• _What is being asked_
Without copying any picture, return all lines below exactly.

• _Information_
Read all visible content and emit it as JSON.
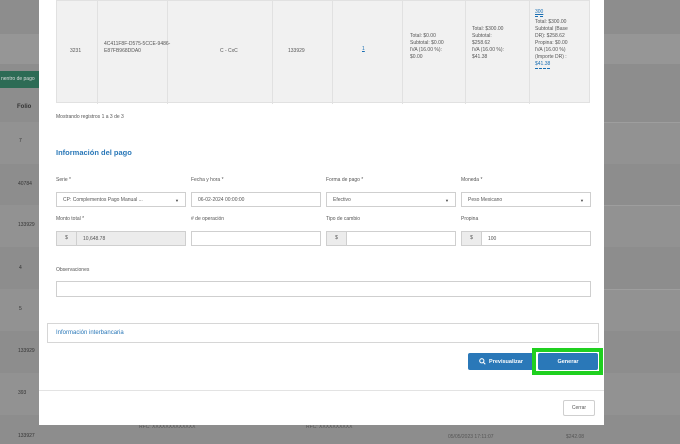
{
  "background": {
    "tab_label": "nentro de pago",
    "folio_header": "Folio",
    "folio_rows": [
      "7",
      "40784",
      "133929",
      "4",
      "5",
      "133929",
      "393",
      "133927"
    ],
    "bottom_texts": [
      "RFC: XXXXXXXXXXXXX",
      "RFC: XXXXXXXXXX",
      "05/05/2023 17:11:07",
      "$242.08"
    ]
  },
  "table": {
    "row": {
      "num": "3231",
      "uuid": "4C411F8F-D575-5CCE-9486-E87FB968DDA0",
      "type": "C - CxC",
      "folio": "133929",
      "link": "1",
      "col1": [
        "Total: $0.00",
        "Subtotal: $0.00",
        "IVA (16.00 %):",
        "$0.00"
      ],
      "col2": [
        "Total: $300.00",
        "Subtotal:",
        "$258.62",
        "IVA (16.00 %):",
        "$41.38"
      ],
      "col3_link": "300",
      "col3": [
        "Total: $300.00",
        "Subtotal (Base",
        "DR): $258.62",
        "Propina: $0.00",
        "IVA (16.00 %)",
        "(Importe DR) :",
        "$41.38"
      ]
    }
  },
  "showing_text": "Mostrando registros 1 a 3 de 3",
  "section_title": "Información del pago",
  "form": {
    "serie": {
      "label": "Serie *",
      "value": "CP: Complementos Pago Manual ..."
    },
    "fecha": {
      "label": "Fecha y hora *",
      "value": "06-02-2024 00:00:00"
    },
    "forma_pago": {
      "label": "Forma de pago *",
      "value": "Efectivo"
    },
    "moneda": {
      "label": "Moneda *",
      "value": "Peso Mexicano"
    },
    "monto": {
      "label": "Monto total *",
      "prefix": "$",
      "value": "10,648.78"
    },
    "operacion": {
      "label": "# de operación",
      "value": ""
    },
    "tipo_cambio": {
      "label": "Tipo de cambio",
      "prefix": "$",
      "value": ""
    },
    "propina": {
      "label": "Propina",
      "prefix": "$",
      "value": "100"
    },
    "observaciones": {
      "label": "Observaciones",
      "value": ""
    }
  },
  "interbank_label": "Información interbancaria",
  "buttons": {
    "preview": "Previsualizar",
    "generate": "Generar",
    "cancel": "Cerrar"
  },
  "colors": {
    "accent": "#2a78b8",
    "highlight": "#1fd01f"
  }
}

• _Result_
Read all visible content and emit it as JSON.
{
  "background": {
    "tab_label": "nentro de pago",
    "folio_header": "Folio",
    "folio_rows": [
      "7",
      "40784",
      "133929",
      "4",
      "5",
      "133929",
      "393",
      "133927"
    ],
    "bottom_texts": [
      "RFC: XXXXXXXXXXXXX",
      "RFC: XXXXXXXXXX",
      "05/05/2023 17:11:07",
      "$242.08"
    ]
  },
  "table": {
    "row": {
      "num": "3231",
      "uuid": "4C411F8F-D575-5CCE-9486-E87FB968DDA0",
      "type": "C - CxC",
      "folio": "133929",
      "link": "1",
      "col1": [
        "Total: $0.00",
        "Subtotal: $0.00",
        "IVA (16.00 %):",
        "$0.00"
      ],
      "col2": [
        "Total: $300.00",
        "Subtotal:",
        "$258.62",
        "IVA (16.00 %):",
        "$41.38"
      ],
      "col3_link": "300",
      "col3": [
        "Total: $300.00",
        "Subtotal (Base",
        "DR): $258.62",
        "Propina: $0.00",
        "IVA (16.00 %)",
        "(Importe DR) :",
        "$41.38"
      ]
    }
  },
  "showing_text": "Mostrando registros 1 a 3 de 3",
  "section_title": "Información del pago",
  "form": {
    "serie": {
      "label": "Serie *",
      "value": "CP: Complementos Pago Manual ..."
    },
    "fecha": {
      "label": "Fecha y hora *",
      "value": "06-02-2024 00:00:00"
    },
    "forma_pago": {
      "label": "Forma de pago *",
      "value": "Efectivo"
    },
    "moneda": {
      "label": "Moneda *",
      "value": "Peso Mexicano"
    },
    "monto": {
      "label": "Monto total *",
      "prefix": "$",
      "value": "10,648.78"
    },
    "operacion": {
      "label": "# de operación",
      "value": ""
    },
    "tipo_cambio": {
      "label": "Tipo de cambio",
      "prefix": "$",
      "value": ""
    },
    "propina": {
      "label": "Propina",
      "prefix": "$",
      "value": "100"
    },
    "observaciones": {
      "label": "Observaciones",
      "value": ""
    }
  },
  "interbank_label": "Información interbancaria",
  "buttons": {
    "preview": "Previsualizar",
    "generate": "Generar",
    "cancel": "Cerrar"
  },
  "colors": {
    "accent": "#2a78b8",
    "highlight": "#1fd01f"
  }
}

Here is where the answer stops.